Extracted material below:

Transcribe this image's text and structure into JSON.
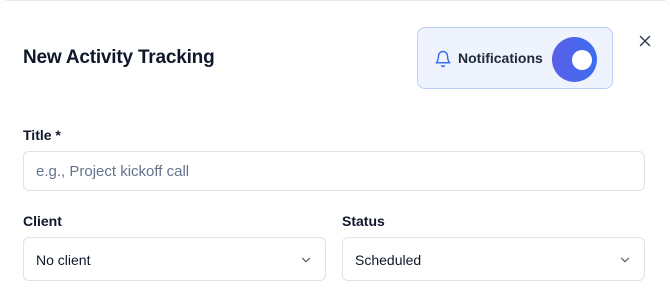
{
  "dialog": {
    "title": "New Activity Tracking"
  },
  "notifications": {
    "label": "Notifications",
    "enabled": true,
    "icon": "bell-icon",
    "accent_color": "#4f63ec"
  },
  "close": {
    "icon": "close-icon"
  },
  "form": {
    "title_field": {
      "label": "Title *",
      "value": "",
      "placeholder": "e.g., Project kickoff call"
    },
    "client_field": {
      "label": "Client",
      "selected": "No client",
      "icon": "chevron-down-icon"
    },
    "status_field": {
      "label": "Status",
      "selected": "Scheduled",
      "icon": "chevron-down-icon"
    }
  }
}
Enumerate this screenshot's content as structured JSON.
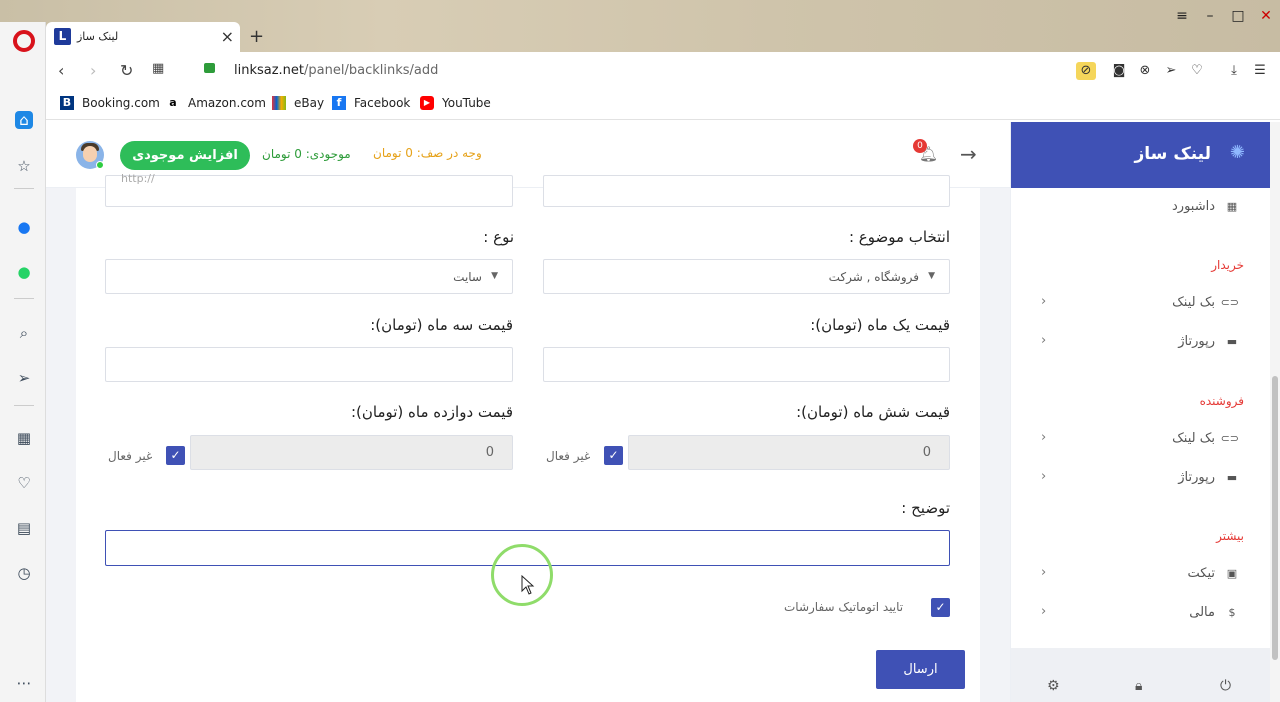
{
  "browser": {
    "tab_title": "لینک ساز",
    "tab_logo_letter": "L",
    "url_host": "linksaz.net",
    "url_path": "/panel/backlinks/add",
    "bookmarks": [
      {
        "label": "Booking.com",
        "icon": "booking-icon",
        "color": "#003580"
      },
      {
        "label": "Amazon.com",
        "icon": "amazon-icon",
        "color": "#000000"
      },
      {
        "label": "eBay",
        "icon": "ebay-icon",
        "color": "#e53238"
      },
      {
        "label": "Facebook",
        "icon": "facebook-icon",
        "color": "#1877f2"
      },
      {
        "label": "YouTube",
        "icon": "youtube-icon",
        "color": "#ff0000"
      }
    ]
  },
  "header": {
    "add_balance_button": "افزایش موجودی",
    "balance_text": "موجودی: 0 تومان",
    "pending_text": "وجه در صف: 0 تومان",
    "notification_count": "0"
  },
  "form": {
    "url_placeholder": "http://",
    "type_label": "نوع :",
    "type_value": "سایت",
    "topic_label": "انتخاب موضوع :",
    "topic_value": "فروشگاه , شرکت",
    "price_3m_label": "قیمت سه ماه (تومان):",
    "price_1m_label": "قیمت یک ماه (تومان):",
    "price_12m_label": "قیمت دوازده ماه (تومان):",
    "price_6m_label": "قیمت شش ماه (تومان):",
    "price_12m_value": "0",
    "price_6m_value": "0",
    "inactive_label": "غیر فعال",
    "description_label": "توضیح :",
    "auto_confirm_label": "تایید اتوماتیک سفارشات",
    "submit_label": "ارسال"
  },
  "sidebar": {
    "brand": "لینک ساز",
    "dashboard": "داشبورد",
    "buyer_section": "خریدار",
    "seller_section": "فروشنده",
    "more_section": "بیشتر",
    "buyer_items": [
      "بک لینک",
      "رپورتاژ"
    ],
    "seller_items": [
      "بک لینک",
      "رپورتاژ"
    ],
    "more_items": [
      "تیکت",
      "مالی"
    ]
  },
  "colors": {
    "primary": "#3f51b5",
    "success": "#2ebd59",
    "warning": "#e6a21a",
    "danger": "#e53935"
  }
}
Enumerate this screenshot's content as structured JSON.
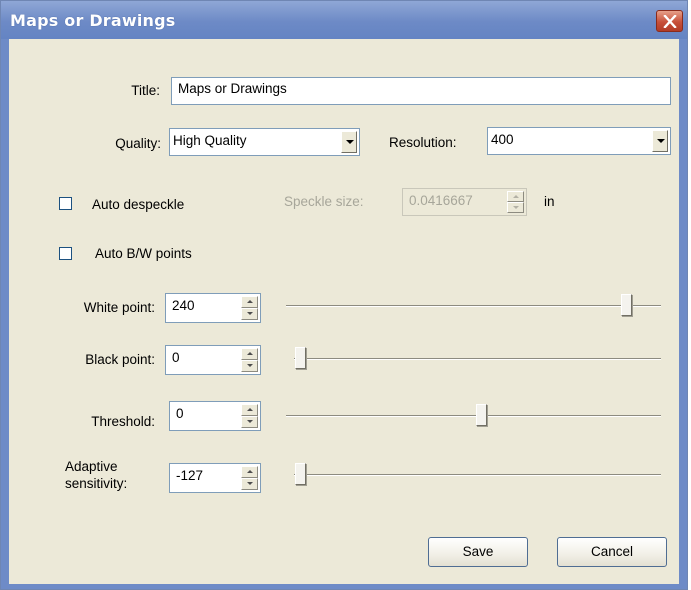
{
  "window": {
    "title": "Maps or Drawings",
    "close_icon": "close-icon",
    "title_bar_color": "#6d8ac6",
    "client_color": "#ece9d8"
  },
  "form": {
    "title_label": "Title:",
    "title_value": "Maps or Drawings",
    "quality_label": "Quality:",
    "quality_value": "High Quality",
    "resolution_label": "Resolution:",
    "resolution_value": "400",
    "auto_despeckle_label": "Auto despeckle",
    "auto_despeckle_checked": false,
    "speckle_size_label": "Speckle size:",
    "speckle_size_value": "0.0416667",
    "speckle_unit": "in",
    "auto_bw_label": "Auto B/W points",
    "auto_bw_checked": false,
    "white_point_label": "White point:",
    "white_point_value": "240",
    "black_point_label": "Black point:",
    "black_point_value": "0",
    "threshold_label": "Threshold:",
    "threshold_value": "0",
    "adaptive_label_line1": "Adaptive",
    "adaptive_label_line2": "sensitivity:",
    "adaptive_value": "-127"
  },
  "sliders": {
    "white_point_level": 0.92,
    "black_point_level": 0.0,
    "threshold_level": 0.52,
    "adaptive_level": 0.0
  },
  "buttons": {
    "save_label": "Save",
    "cancel_label": "Cancel"
  }
}
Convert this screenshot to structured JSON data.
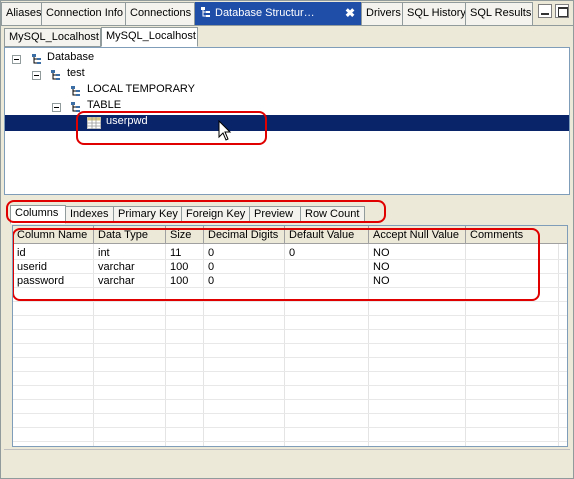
{
  "view_tabs": [
    {
      "label": "Aliases"
    },
    {
      "label": "Connection Info"
    },
    {
      "label": "Connections"
    },
    {
      "label": "Database Structur…",
      "active": true,
      "close": "✖"
    },
    {
      "label": "Drivers"
    },
    {
      "label": "SQL History"
    },
    {
      "label": "SQL Results"
    }
  ],
  "session_tabs": [
    {
      "label": "MySQL_Localhost"
    },
    {
      "label": "MySQL_Localhost",
      "active": true
    }
  ],
  "tree": {
    "nodes": [
      {
        "label": "Database",
        "icon": "database-tree-icon"
      },
      {
        "label": "test",
        "icon": "schema-tree-icon"
      },
      {
        "label": "LOCAL TEMPORARY",
        "icon": "folder-tree-icon"
      },
      {
        "label": "TABLE",
        "icon": "folder-tree-icon"
      },
      {
        "label": "userpwd",
        "icon": "table-icon",
        "selected": true
      }
    ]
  },
  "detail_tabs": [
    {
      "label": "Columns",
      "active": true
    },
    {
      "label": "Indexes"
    },
    {
      "label": "Primary Key"
    },
    {
      "label": "Foreign Key"
    },
    {
      "label": "Preview"
    },
    {
      "label": "Row Count"
    }
  ],
  "columns_table": {
    "headers": [
      "Column Name",
      "Data Type",
      "Size",
      "Decimal Digits",
      "Default Value",
      "Accept Null Value",
      "Comments"
    ],
    "rows": [
      [
        "id",
        "int",
        "11",
        "0",
        "0",
        "NO",
        ""
      ],
      [
        "userid",
        "varchar",
        "100",
        "0",
        "",
        "NO",
        ""
      ],
      [
        "password",
        "varchar",
        "100",
        "0",
        "",
        "NO",
        ""
      ]
    ]
  },
  "colors": {
    "active_tab": "#1f4ea8",
    "selection": "#0a246a",
    "highlight": "#e00000"
  }
}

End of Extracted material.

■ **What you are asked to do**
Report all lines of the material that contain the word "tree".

■ **Task result**
  "tree": {
        "icon": "database-tree-icon"
        "icon": "schema-tree-icon"
        "icon": "folder-tree-icon"
        "icon": "folder-tree-icon"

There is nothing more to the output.